Rıza Türmen, former judge for Turkey at the ECHR, said that the ECHR’s judgements were binding and failure in complying with those judgements entailed international responsibility. “The Court’s credibility depends on the rapid execution of its judgements,” he said.
Indicating that since ‘a misuse of power by the Turkish administration for political purposes’ was involved in both cases and it also ‘entailed the issue of the independence of the judiciary’, a severe violation was concerned, Türmen stated that an ‘infringement proceeding’ has become ‘the last resort for the implementation of the ECHR’s judgements’.
He also noted, in reference to Kavala and Demirtaş having been subjected to seemingly new accusations after the ECHR rulings, that ‘Turkey’s refusal took a creative form’ as in both cases it ‘invented new cases’.
“Now they [Kavala and Demirtaş] are deprived of their liberty for other offences,” he said.
Çalı went on to elaborate on the same issue. “Turkey is saying to the Committee of Ministers that it either implemented judgements, or there’s no judgement to be implemented. It’s saying that they [Kavala and Demirtaş] were re-detained,” she said. “Turkey is not implementing, as understood by the Ministers.”
Warning against possible long delay in proceedings
Çalı warned against the possibility of serious delays in the course of infringement proceedings, referring to the ‘Mammadov Case’, which she said took a year for the ECHR to reach a decision.
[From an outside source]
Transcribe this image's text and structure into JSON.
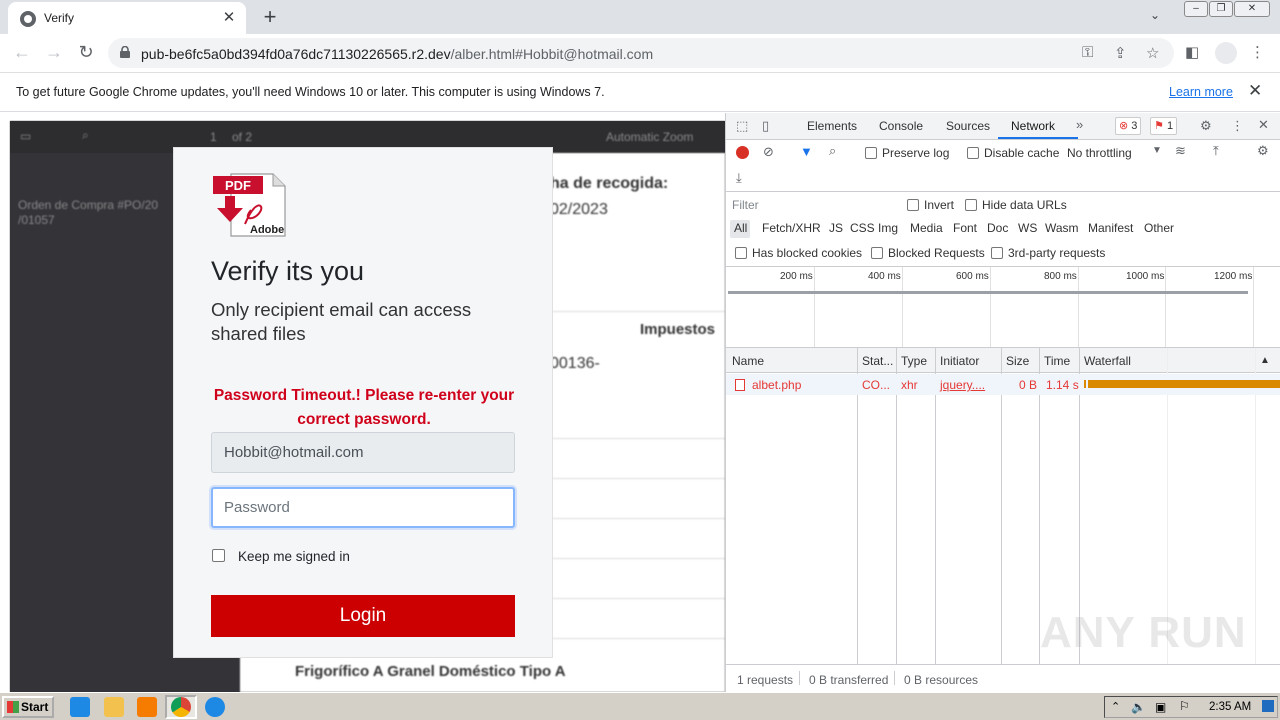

Mammadov, a prominent opposition politician in Azerbaijan, was arrested in February 2013, only a short time before the presidential elections. The ECHR decided in May 2014 that his rights were violated. After the non-compliance of the Azerbaijan judiciary with the ECHR judgement the CoE Committee of Ministers, for the first time in its history, initiated on 5 December 2017 infringement proceedings against Azerbaijan for failing to comply with the ECHR judgment. However, the ECHR decided only 16 months later, on April 1 2019, that there had been a violation of Article 46 by Azerbaijan.
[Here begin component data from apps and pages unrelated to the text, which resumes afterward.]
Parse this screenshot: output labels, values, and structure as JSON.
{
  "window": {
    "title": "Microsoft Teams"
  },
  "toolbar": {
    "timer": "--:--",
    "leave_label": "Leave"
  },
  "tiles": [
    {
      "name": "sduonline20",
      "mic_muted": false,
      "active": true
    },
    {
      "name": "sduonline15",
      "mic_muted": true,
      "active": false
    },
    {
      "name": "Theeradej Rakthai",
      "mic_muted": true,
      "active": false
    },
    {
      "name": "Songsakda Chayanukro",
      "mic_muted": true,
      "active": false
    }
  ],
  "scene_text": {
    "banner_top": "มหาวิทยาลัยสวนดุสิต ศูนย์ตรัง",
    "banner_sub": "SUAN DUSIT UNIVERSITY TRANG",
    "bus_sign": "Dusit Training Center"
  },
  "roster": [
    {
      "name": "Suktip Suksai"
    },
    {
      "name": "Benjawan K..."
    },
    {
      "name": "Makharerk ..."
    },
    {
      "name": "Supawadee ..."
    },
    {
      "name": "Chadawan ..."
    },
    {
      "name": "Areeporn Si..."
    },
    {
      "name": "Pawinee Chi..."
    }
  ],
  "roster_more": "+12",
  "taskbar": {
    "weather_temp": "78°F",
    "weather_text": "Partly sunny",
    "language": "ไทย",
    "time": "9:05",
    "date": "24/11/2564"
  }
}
Türmen: ‘Releasing them is not enough, the charges should be annulled’
Çalı also warned that the remedial action in the cases of Demirtaş and Kavala was not only about their release. “It’s possible that they can end up in the same situation after they’ve been released,” she said.
Stating that the cases implied a ‘crossroads’ for Turkey, Türmen also affirmed that ‘the release of Demirtaş and Kavala would not be enough’, and that the Turkish judiciary ‘should annul’ all the charges against them.
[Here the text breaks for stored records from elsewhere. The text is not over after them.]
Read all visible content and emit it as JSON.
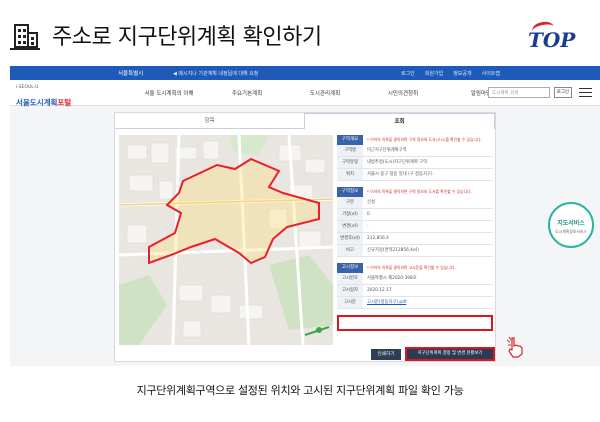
{
  "slide": {
    "title": "주소로 지구단위계획 확인하기",
    "logo_text": "TOP",
    "caption": "지구단위계획구역으로 설정된 위치와 고시된 지구단위계획 파일 확인 가능"
  },
  "site": {
    "gnb_top": {
      "seoul": "서울특별시",
      "notice": "◀ 메시지나 기관계획 내정됩에 대해 요청",
      "links": [
        "로그인",
        "회원가입",
        "정보공개",
        "사이트맵"
      ]
    },
    "logo_small": "i·SEOUL·U",
    "logo_blue": "서울도시계획",
    "logo_red": "포털",
    "menu": [
      "서울 도시계획의 이해",
      "주요기본계획",
      "도시관리계획",
      "시민의견청취",
      "알림마당"
    ],
    "search_placeholder": "도시계획 검색",
    "login_label": "로그인"
  },
  "tabs": [
    {
      "label": "항목",
      "active": false
    },
    {
      "label": "조회",
      "active": true
    }
  ],
  "info": {
    "zone": {
      "header": "구역개요",
      "note": "* 이하의 목록을 클릭하면 구역 정보와 도서(고시)를 확인할 수 있습니다.",
      "rows": [
        {
          "k": "구역명",
          "v": "미근지구단위계획구역"
        },
        {
          "k": "구역유형",
          "v": "내방추정(도시)지구단위계획 구역"
        },
        {
          "k": "위치",
          "v": "서울시 중구 정동 일대 (구 정동지구)"
        }
      ]
    },
    "area": {
      "header": "구역정보",
      "note": "* 이하의 목록을 클릭하면 구역 정보와 도서를 확인할 수 있습니다.",
      "rows": [
        {
          "k": "구분",
          "v": "신설"
        },
        {
          "k": "기정(㎡)",
          "v": "0"
        },
        {
          "k": "변경(㎡)",
          "v": "-"
        },
        {
          "k": "변경후(㎡)",
          "v": "212,856.4"
        },
        {
          "k": "비고",
          "v": "신규지정(면적212856.4㎡)"
        }
      ]
    },
    "notice": {
      "header": "고시정보",
      "note": "* 이하의 목록을 클릭하면 고시문을 확인할 수 있습니다.",
      "rows": [
        {
          "k": "고시번호",
          "v": "서울특별시 제2020-398호"
        },
        {
          "k": "고시일자",
          "v": "2020.12.17"
        },
        {
          "k": "고시문",
          "v": "고시문(정동지구).pdf"
        }
      ]
    },
    "buttons": {
      "print": "인쇄하기",
      "detail": "지구단위계획 결정 및 변경 현황보기"
    }
  },
  "side_badge": {
    "title": "지도서비스",
    "sub": "도시계획정보서비스"
  },
  "colors": {
    "brand_blue": "#1e5ab8",
    "highlight_red": "#e0141e",
    "zone_outline": "#e8202a"
  }
}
Çalı: ‘Not Kafkaesque, but post truth’
Indicating that the cases against both Kavala and Demirtaş were ‘wholly fictitious’, Çalı said, “I wouldn’t call it Kafkaesque. I would call it post truth. We see how easily the judiciary may become part of misinformation in society.”
Türmen concluded with a warning that in the case of Turkey’s insistence on non-compliance with ECHR judgements, the last measure by the Committee of Ministers could be expelling Turkey from the Council of Europe.
If that happened, he added, “the line of the Turkish Republic since its foundation would be altered. It’s possible that on such an incident, authoritarian values would replace the line of adherence to universal values.”